ISSN 2220-8488 (Print), 2221-0989 (Online) 10.30845/ijhss

Experiences of an Ethnographer in Two Ghanaian Hospitals
Jonathan Mensah Dapaah

In Ghana and many sub-Saharan African countries, ethnographies of medical setting are relatively uncommon. This might be due to the general view that to study the area of biomedicine by investigating hospital, health centre or clinic is a new territory for medical anthropologists. Besides, perhaps, anthropologists rarely made biomedicine itself a subject for analyses and accepted that it is supposedly grounded in science; it is not a subject of anthropological or sociological inquiry. Therefore, anthropologists over the years devoted much of their time into studying rituals and beliefs of exotic cultures, indigenous therapists, lay perceptions of health and illness.

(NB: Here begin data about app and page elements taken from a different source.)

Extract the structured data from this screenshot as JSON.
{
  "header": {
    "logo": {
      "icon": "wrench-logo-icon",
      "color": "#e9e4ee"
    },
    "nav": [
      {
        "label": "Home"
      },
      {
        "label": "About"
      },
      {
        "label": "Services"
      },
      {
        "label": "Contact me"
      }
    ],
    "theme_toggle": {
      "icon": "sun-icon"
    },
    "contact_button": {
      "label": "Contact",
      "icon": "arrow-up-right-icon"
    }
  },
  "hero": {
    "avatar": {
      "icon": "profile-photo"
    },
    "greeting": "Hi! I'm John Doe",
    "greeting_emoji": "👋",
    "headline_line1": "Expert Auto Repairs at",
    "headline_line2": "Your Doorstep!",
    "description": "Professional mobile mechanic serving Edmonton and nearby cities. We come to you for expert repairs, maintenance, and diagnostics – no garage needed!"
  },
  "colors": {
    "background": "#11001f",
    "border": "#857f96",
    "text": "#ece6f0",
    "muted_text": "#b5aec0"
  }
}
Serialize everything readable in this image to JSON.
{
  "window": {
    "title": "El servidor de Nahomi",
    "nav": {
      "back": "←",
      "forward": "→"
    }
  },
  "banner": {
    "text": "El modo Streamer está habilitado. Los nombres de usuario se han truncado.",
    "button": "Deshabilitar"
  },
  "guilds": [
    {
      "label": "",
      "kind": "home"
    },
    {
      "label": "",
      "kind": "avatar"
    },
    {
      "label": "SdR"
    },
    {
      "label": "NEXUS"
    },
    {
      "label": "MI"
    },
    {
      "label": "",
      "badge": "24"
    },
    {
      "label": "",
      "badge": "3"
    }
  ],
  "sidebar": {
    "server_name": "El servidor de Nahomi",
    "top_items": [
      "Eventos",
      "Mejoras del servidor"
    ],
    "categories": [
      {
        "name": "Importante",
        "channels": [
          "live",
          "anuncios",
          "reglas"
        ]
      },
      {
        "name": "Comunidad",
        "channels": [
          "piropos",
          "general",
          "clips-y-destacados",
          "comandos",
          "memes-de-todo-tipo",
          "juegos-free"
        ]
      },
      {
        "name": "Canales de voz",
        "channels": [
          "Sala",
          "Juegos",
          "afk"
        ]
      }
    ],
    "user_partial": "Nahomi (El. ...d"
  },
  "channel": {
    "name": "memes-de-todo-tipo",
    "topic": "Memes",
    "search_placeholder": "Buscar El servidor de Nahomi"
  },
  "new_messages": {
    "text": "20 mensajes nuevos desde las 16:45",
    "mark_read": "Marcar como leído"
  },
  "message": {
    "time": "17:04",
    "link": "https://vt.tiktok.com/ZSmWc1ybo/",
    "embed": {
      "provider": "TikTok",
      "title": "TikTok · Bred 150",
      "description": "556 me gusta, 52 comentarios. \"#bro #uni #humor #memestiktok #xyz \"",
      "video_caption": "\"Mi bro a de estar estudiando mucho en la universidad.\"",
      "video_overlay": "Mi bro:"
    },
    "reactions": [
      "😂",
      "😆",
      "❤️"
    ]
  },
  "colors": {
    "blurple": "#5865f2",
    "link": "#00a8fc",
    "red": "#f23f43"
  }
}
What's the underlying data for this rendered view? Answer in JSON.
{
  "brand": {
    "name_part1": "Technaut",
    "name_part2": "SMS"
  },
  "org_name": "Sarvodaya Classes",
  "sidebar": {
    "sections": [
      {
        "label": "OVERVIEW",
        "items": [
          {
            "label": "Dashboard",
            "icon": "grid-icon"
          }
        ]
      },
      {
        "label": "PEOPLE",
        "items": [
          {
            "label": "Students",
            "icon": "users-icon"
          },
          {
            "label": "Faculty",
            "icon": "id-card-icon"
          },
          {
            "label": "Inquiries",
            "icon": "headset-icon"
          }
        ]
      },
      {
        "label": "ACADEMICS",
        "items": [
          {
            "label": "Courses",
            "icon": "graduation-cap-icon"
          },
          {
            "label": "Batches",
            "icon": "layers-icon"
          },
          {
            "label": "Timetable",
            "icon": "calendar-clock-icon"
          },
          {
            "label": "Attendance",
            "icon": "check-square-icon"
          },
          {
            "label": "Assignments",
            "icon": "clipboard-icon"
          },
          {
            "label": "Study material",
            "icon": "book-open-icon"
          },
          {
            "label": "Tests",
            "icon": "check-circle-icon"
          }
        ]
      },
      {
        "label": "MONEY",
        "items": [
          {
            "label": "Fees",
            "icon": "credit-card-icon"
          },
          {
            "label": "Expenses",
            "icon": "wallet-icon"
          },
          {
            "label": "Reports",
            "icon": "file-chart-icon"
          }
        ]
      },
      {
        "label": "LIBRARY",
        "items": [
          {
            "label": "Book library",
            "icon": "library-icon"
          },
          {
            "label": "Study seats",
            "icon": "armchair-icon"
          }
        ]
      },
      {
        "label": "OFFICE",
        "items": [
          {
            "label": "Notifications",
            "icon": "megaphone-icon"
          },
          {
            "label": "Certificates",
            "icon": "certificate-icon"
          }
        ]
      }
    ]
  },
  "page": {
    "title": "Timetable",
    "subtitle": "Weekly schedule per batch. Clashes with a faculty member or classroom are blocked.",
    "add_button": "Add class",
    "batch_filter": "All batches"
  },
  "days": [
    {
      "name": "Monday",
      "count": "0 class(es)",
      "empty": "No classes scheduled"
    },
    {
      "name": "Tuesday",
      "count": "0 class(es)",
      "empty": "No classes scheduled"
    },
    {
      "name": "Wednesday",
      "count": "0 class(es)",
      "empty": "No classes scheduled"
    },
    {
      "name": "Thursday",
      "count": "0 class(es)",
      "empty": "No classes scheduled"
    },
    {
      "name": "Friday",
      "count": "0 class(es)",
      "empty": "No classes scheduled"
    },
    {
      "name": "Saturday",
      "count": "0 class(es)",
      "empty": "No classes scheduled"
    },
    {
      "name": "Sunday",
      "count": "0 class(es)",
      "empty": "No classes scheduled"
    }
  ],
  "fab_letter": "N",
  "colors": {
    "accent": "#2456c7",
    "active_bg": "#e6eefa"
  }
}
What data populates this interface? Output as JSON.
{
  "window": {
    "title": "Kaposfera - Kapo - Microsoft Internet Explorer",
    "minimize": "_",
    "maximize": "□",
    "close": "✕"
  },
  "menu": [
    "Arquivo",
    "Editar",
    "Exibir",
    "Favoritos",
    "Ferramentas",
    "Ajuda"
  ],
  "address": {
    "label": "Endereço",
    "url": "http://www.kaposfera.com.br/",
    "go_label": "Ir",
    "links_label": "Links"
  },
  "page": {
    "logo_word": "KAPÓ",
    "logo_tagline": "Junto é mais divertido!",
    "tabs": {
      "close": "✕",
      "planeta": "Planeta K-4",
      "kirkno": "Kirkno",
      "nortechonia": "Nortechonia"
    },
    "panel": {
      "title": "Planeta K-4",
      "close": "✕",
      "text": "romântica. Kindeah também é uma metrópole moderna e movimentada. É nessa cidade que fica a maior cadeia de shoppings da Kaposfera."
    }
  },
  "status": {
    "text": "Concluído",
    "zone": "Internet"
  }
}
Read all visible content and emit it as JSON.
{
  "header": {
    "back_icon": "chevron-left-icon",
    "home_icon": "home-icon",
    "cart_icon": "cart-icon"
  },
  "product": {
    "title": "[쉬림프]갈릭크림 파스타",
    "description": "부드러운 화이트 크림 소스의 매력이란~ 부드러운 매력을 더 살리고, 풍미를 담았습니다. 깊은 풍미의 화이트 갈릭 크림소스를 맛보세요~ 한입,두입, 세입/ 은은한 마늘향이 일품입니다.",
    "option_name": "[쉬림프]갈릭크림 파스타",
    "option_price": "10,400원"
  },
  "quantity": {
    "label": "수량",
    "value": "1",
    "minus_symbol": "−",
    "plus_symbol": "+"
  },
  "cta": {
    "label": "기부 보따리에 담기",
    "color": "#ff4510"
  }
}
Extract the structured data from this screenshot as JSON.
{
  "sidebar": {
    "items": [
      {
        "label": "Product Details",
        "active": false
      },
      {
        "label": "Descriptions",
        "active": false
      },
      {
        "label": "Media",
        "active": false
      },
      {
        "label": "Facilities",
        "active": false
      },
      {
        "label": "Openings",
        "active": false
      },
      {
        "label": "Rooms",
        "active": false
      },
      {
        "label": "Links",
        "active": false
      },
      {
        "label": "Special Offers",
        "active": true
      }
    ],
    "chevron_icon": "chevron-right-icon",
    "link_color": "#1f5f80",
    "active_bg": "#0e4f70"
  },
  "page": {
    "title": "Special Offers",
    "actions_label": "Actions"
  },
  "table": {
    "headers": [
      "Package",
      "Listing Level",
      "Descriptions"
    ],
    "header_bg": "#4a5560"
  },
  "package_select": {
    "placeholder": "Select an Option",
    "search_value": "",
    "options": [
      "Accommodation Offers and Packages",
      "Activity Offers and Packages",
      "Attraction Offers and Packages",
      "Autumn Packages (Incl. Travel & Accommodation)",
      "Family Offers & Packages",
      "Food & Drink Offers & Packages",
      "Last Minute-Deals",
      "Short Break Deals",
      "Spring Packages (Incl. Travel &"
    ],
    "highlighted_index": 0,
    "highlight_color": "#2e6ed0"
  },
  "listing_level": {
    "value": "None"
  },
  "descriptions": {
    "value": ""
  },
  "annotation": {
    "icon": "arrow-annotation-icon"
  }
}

However, there is a growing interest in recent years in studying biomedicine as a cultural or social system. In this regard, this article seeks to illustrate the rigorous processes/procedures social scientists need to go through to enter the hospital and the peculiar strategies they have to adopt in order to collect data in the hospital setting. Further, it tries to show how actors in the facility (which includes biomedical professionals, patients and their relatives) generally perceive social scientists who conduct social science research and particularly ethnography in the hospital setting. The article thus sheds light on the experiences of an ethnographer in the hospital and how he continuously negotiated his presence to collect data in a setting which is often considered the domain of biomedical professionals. The article concludes that the anthropological method is not common in the hospital setting and therefore the need for more hospital ethnography to make it popular among health workers and also demonstrate its important contribution to quality health care delivery.

Full Text: PDF